When most of us hear contrast, we think colour. Contrasting dark against light or light against dark is a great way to instantly draw the eye to a particular place on your poster design. However, colour contrast doesn’t need to be polar opposite. You can easily pair a bright or light yellow with a mid to dark navy to draw the eye.
Contrast isn’t a colour-only design concept. You can use wildly different fonts to create contrast in your poster design. For example, you can pair a whimsical calligraphy font with a blocky sans serif font to achieve contrast.
Typography as Image
Speaking of fonts, you can use typography in place of images. Many graphic designers are stuck on the notion that images need to be, well, images. They don’t. Bold typography can be a stand alone image on posters or any other graphic asset.
Typography doesn’t even need to be made from a font. You can use photography or other graphic elements to create words. For example, if you run a food shop, you can use food items to spell out a word for use on your poster.
Layer Elements for Depth
Minimalism isn’t everyone’s thing.
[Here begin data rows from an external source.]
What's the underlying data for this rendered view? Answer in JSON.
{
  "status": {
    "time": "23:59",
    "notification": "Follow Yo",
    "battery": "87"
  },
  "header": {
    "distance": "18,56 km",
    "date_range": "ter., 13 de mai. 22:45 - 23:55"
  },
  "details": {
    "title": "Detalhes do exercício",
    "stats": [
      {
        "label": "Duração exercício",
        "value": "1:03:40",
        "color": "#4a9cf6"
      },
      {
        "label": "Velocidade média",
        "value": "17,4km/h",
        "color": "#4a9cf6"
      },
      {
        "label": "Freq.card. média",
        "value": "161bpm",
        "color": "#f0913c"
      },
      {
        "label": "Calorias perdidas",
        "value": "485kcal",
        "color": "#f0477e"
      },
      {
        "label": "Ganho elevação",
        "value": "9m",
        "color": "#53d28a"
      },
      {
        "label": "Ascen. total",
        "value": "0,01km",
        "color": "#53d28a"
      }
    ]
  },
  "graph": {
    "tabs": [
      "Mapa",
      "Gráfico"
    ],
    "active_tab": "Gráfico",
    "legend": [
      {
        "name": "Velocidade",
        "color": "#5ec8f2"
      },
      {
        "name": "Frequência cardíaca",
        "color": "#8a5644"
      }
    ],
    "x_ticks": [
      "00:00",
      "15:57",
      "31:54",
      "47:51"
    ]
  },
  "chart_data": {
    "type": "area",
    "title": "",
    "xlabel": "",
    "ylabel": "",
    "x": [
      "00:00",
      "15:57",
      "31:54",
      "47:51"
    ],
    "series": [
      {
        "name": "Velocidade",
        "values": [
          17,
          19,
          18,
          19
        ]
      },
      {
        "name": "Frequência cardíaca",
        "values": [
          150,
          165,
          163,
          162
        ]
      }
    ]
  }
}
If it’s not yours, try experimenting with layering graphic elements and text. Layering creates depth in colours, meaning, and visual stimulation. Layers should overlap, cast shadows, and flow together to create one graphic masterpiece.
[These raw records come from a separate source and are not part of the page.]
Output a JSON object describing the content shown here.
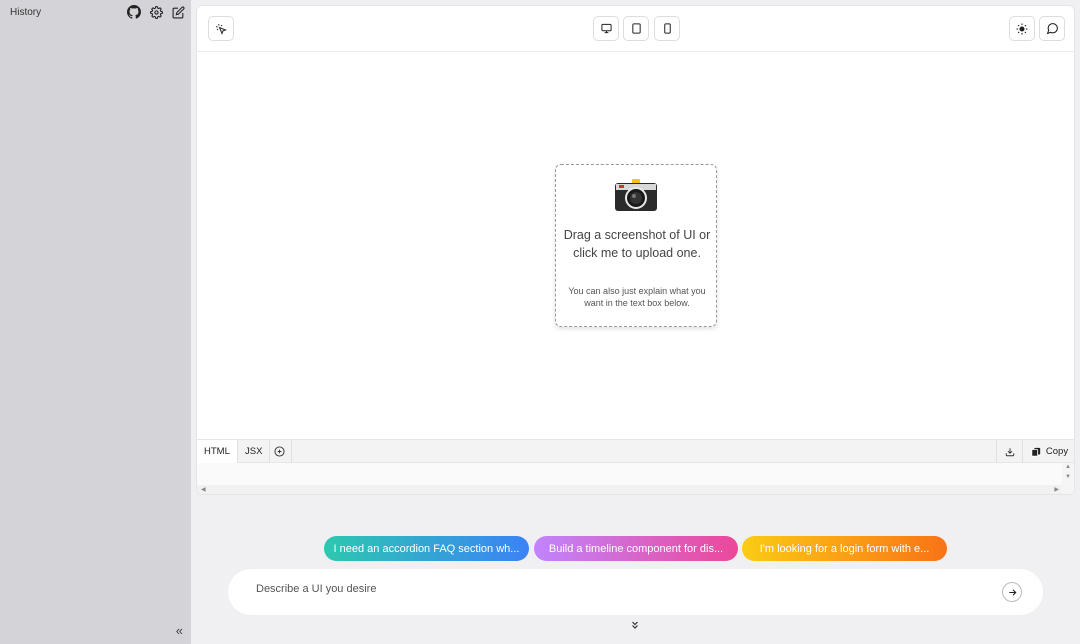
{
  "sidebar": {
    "title": "History",
    "icons": [
      "github-icon",
      "gear-icon",
      "edit-icon"
    ],
    "collapse_label": "«"
  },
  "toolbar": {
    "left_icons": [
      "cursor-select-icon"
    ],
    "device_icons": [
      "desktop-icon",
      "tablet-icon",
      "mobile-icon"
    ],
    "right_icons": [
      "sun-icon",
      "chat-icon"
    ]
  },
  "upload": {
    "main_text": "Drag a screenshot of UI or click me to upload one.",
    "sub_text": "You can also just explain what you want in the text box below.",
    "icon": "camera-icon"
  },
  "code_tabs": {
    "tabs": [
      {
        "label": "HTML"
      },
      {
        "label": "JSX"
      }
    ],
    "add_icon": "plus-circle-icon",
    "download_icon": "download-icon",
    "copy_label": "Copy",
    "copy_icon": "copy-icon"
  },
  "suggestions": [
    {
      "label": "I need an accordion FAQ section wh..."
    },
    {
      "label": "Build a timeline component for dis..."
    },
    {
      "label": "I'm looking for a login form with e..."
    }
  ],
  "prompt": {
    "placeholder": "Describe a UI you desire",
    "send_icon": "arrow-right-icon",
    "expand_icon": "chevrons-down-icon"
  }
}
We will say that this can go horribly wrong if not executed well. It’s best to consult a design specialist who has made posters with layered elements if you think that’s the type of poster you want.
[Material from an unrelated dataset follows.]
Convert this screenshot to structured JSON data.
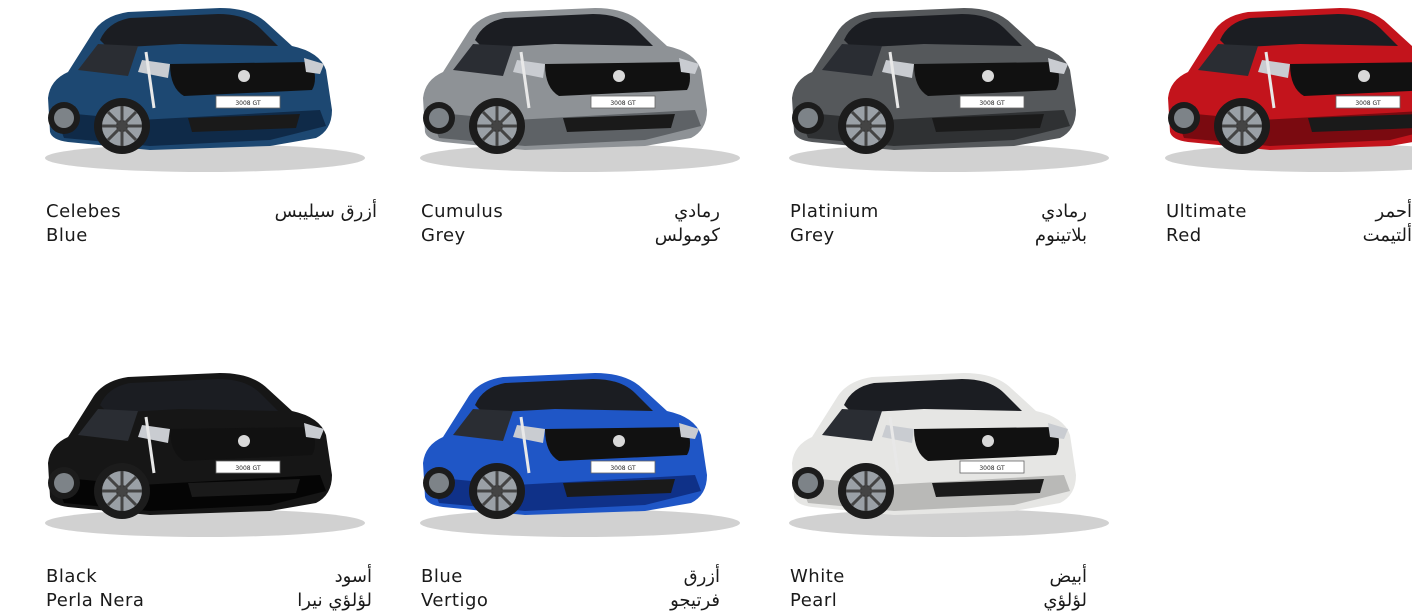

Finding the Right Printer
These days, there are many options for how you can design your poster. Many platforms which allow you to create your design on their website also allow you to upload a design to then be printed. As you might imagine, designing and printing through a single platform is incredibly convenient and typically has lower costs.
Another option is to design your poster in Photoshop and take it to the local printer. The added benefit here is you develop a personal relationship with the printer. This can be beneficial if you consistently have printing needs.
Other things to consider when selecting a printer (online or offline) are the quality of the work, customer satisfaction and company reputation, the level of service, and any green credentials. These factors all vary in importance to individuals looking to print posters.
Designing and printing a poster might sound overwhelming, but it isn’t. Here are some key steps to designing a poster that will help you keep a clear head:
- Imagine the purpose and space you intend to for your poster. Do you just want to hang it up in your shop window or are you planning on getting out on the street and spreading the word about an event? Choose your poster size and gsm using this intent.
- Consider your brand. Is it loud and out there or soft and understated? When you design a poster, you’ll want it to reflect your brand. Using the right mix of design elements above (plus others you can find online), you’ll be able to create the exact right poster for your business.
- Find your printer. You can find printers online that allow you to design your poster on their platform (some with the help of templates) and then easily print. If you’re design-savvy, you can take your Photoshop file to an online or physical printer.
Remember, if you get stuck in the design phase, you can find graphic designers through platforms like Upwork and Fiverr who can quickly (and usually at a low cost) design your poster. And, for convenience and high-quality customer service, you can design and print your posters through BananaPrint.